Mobile wallet spend to increase by more than 30pc this year: report
In keeping with the boom in mobile wallet adoption by both consumers and brands alike, a new report from Juniper Research claims that global spend through mobile wallets will increase to $1.35 trillion this year.
The Mobile Wallets: Service Provider Analysis, Market Opportunities & Forecasts study assessed the future of the platform from a global perspective, and found that while spend is currently concentrated in the Far East ad China (due to the success of Alipay and WeChat), international companies looking to penetrate the U.S. market will have to reckon with merchant-side developments from Apple and PayPal, the established leader in online payments.
“International mobile wallet companies like WeChat and Alipay certainly have the traction in a global market to contest PayPal’s 77+ percent U.S. market penetration — the big question is not if they will or are able to contest this, but when,” said Marci Troutman, CEO of SiteMinis. “With the current administration the U.S. market may hesitate to allow a significant penetration, but with a solid plan to nitch away at PayPal’s current penetration in full swing, and given the proposed number of visitors from China in 2017 to the U.S., a large bite could indeed be taken from PayPal in the next 8-10 years.”
The study also singles out PayPal’s decision to introduce an HCE (Host Card Emulation) NFC solution to enable POS payments as “a key disruptive moment in the wallet wars.”
PayPal has been laying down the infrastructure to be able to capitalize on the mobile payments craze this past year — all while enjoying huge boosts in mobile Total Payment Volume through its merchant-facing One Touch platform and social payments property, Venmo.
The report also claimed that 16.5 percent of U.S. smartphones made a contactless payment in 2016, meaning that PayPal and its ilk has plenty of fertile ground to convert over to mobile payments.
For all of its efforts in the mobile payment space, Juniper Research’s study awarded PayPal the “Established Leader” within its Mobile Wallets Leaderboard, which provides a comparative assessment of wallet providers including Alipay, Apple, Mastercard, Samsung and WeChat.
Future of mobile payments
The study claims that the majority of mobile payments transactions will involve physical goods (43 percent) and domestic money transfers, such as ones initiated through PayPal’s social payments service, Venmo (39 percent).
Bricks-and-mortar locations have also been getting in on contactless payments, however slowly the transition may be. CVS, part of a sector of retailer currently under threat from services such as Amazon Pantry, unveiled its own platform, called CVS Pay, a comprehensive mobile payment option that lives within the CVS Pharmacy application (see story).

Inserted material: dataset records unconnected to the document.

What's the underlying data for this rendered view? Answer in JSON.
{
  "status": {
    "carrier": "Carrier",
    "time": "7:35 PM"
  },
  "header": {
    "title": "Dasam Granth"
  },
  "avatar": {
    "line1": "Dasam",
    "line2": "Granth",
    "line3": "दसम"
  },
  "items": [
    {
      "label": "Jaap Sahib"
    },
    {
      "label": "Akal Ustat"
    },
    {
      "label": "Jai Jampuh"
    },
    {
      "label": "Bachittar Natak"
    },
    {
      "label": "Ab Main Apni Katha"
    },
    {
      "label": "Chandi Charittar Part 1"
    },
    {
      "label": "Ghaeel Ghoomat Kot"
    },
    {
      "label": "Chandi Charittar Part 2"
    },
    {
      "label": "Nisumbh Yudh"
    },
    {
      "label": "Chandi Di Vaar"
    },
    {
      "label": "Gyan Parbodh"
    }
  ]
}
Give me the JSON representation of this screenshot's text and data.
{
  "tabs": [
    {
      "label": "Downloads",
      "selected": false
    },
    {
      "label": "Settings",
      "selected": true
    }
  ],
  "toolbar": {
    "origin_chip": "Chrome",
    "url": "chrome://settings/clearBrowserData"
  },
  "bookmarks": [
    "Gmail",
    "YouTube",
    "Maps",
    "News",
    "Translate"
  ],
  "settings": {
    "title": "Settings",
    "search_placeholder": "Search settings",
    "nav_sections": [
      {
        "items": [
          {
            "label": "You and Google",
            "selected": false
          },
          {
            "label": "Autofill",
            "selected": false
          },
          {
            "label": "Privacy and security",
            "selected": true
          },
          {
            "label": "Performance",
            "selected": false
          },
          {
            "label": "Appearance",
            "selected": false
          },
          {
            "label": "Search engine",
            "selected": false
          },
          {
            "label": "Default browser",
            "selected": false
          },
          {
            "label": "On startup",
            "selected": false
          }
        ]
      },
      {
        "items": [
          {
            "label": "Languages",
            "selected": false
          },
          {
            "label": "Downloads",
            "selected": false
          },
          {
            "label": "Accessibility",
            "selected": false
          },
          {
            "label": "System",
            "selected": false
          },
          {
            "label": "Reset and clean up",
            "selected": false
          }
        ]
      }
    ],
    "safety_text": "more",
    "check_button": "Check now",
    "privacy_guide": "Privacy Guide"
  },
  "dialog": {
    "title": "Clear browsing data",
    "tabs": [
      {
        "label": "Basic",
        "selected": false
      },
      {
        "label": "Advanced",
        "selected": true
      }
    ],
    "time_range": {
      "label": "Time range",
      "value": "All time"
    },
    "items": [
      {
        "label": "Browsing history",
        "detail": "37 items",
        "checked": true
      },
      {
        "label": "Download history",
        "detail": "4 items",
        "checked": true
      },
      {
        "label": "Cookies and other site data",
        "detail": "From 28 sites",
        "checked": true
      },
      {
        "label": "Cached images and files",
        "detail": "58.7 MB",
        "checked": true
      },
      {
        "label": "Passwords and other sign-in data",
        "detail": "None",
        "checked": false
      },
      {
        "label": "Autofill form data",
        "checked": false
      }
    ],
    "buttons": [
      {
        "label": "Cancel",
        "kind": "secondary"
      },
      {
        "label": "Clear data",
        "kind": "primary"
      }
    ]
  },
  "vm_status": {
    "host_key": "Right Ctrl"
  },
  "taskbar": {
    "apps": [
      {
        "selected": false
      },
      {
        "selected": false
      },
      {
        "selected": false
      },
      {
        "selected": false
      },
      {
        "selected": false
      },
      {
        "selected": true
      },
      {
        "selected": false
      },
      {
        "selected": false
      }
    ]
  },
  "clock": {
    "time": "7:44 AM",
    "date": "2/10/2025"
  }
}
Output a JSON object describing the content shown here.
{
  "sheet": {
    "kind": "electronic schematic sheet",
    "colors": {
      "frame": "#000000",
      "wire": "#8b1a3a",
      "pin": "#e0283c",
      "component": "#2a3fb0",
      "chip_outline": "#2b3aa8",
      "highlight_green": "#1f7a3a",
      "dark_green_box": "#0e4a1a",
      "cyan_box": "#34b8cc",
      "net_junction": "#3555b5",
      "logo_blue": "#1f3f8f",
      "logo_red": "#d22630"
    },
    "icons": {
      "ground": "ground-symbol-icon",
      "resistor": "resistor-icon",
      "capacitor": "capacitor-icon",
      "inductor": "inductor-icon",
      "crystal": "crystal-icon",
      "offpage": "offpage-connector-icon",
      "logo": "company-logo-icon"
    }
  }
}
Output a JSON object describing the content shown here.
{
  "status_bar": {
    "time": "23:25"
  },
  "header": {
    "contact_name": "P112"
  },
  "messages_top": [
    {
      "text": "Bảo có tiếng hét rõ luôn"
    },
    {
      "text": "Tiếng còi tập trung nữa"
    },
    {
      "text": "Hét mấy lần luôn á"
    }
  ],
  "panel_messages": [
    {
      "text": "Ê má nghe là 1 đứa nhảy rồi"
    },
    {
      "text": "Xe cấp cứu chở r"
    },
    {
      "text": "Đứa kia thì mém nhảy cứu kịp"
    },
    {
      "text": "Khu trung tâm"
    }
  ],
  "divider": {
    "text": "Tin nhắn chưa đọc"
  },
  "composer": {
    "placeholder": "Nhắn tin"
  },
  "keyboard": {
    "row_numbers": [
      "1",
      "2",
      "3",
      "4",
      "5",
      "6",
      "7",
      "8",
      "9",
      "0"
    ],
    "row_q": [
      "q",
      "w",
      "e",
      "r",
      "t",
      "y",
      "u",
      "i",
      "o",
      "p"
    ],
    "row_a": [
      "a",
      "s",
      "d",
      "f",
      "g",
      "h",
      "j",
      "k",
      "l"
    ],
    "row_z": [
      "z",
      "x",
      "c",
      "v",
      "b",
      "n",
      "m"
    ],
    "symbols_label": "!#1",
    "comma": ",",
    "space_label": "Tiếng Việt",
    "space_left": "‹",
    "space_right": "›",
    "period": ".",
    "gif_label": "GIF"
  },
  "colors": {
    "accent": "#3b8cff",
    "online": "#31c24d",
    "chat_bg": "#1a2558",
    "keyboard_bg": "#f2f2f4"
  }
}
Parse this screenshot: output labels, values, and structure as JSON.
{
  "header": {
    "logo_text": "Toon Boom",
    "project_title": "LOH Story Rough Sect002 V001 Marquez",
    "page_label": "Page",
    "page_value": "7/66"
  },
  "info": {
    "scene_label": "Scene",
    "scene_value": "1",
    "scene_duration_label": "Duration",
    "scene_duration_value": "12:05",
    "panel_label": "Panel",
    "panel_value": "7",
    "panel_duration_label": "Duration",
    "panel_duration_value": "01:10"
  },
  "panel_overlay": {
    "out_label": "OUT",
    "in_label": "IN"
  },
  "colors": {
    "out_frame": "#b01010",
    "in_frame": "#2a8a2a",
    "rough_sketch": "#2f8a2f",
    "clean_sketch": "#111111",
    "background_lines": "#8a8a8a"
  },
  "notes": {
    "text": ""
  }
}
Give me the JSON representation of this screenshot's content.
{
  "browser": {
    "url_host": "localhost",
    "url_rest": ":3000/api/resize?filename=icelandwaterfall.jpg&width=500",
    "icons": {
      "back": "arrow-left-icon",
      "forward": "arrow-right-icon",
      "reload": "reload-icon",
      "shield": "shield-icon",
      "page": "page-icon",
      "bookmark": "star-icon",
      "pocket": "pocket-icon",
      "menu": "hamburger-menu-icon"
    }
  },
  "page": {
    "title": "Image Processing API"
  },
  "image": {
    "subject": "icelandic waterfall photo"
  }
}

And some data suggests that in-store payments have not yet caught on quite they way they were expected to: 90 percent of Black Friday transactions were made with regular card payments, damning evidence against a ubiquitously assumed mobile payments boom. It may be the case that consumers have not warmed up to contactless payments on security or convenience grounds (see story).
“By the year 2020 it is predicted that 90 percent of smartphone users will have made a mobile payment, while by this year, more than $60 billion is predicted to be made in mobile payment sales,” Ms. Troutman said. “With numbers like these and Venmo’s relationship with PayPal they are continuing to gain traction and revenue that will allow them to create an even greater growth plan in 2017 and beyond.
“With Venmo being popular with millennials and options such as the ability to split a check at purchase these growth plans do look positive for the company.”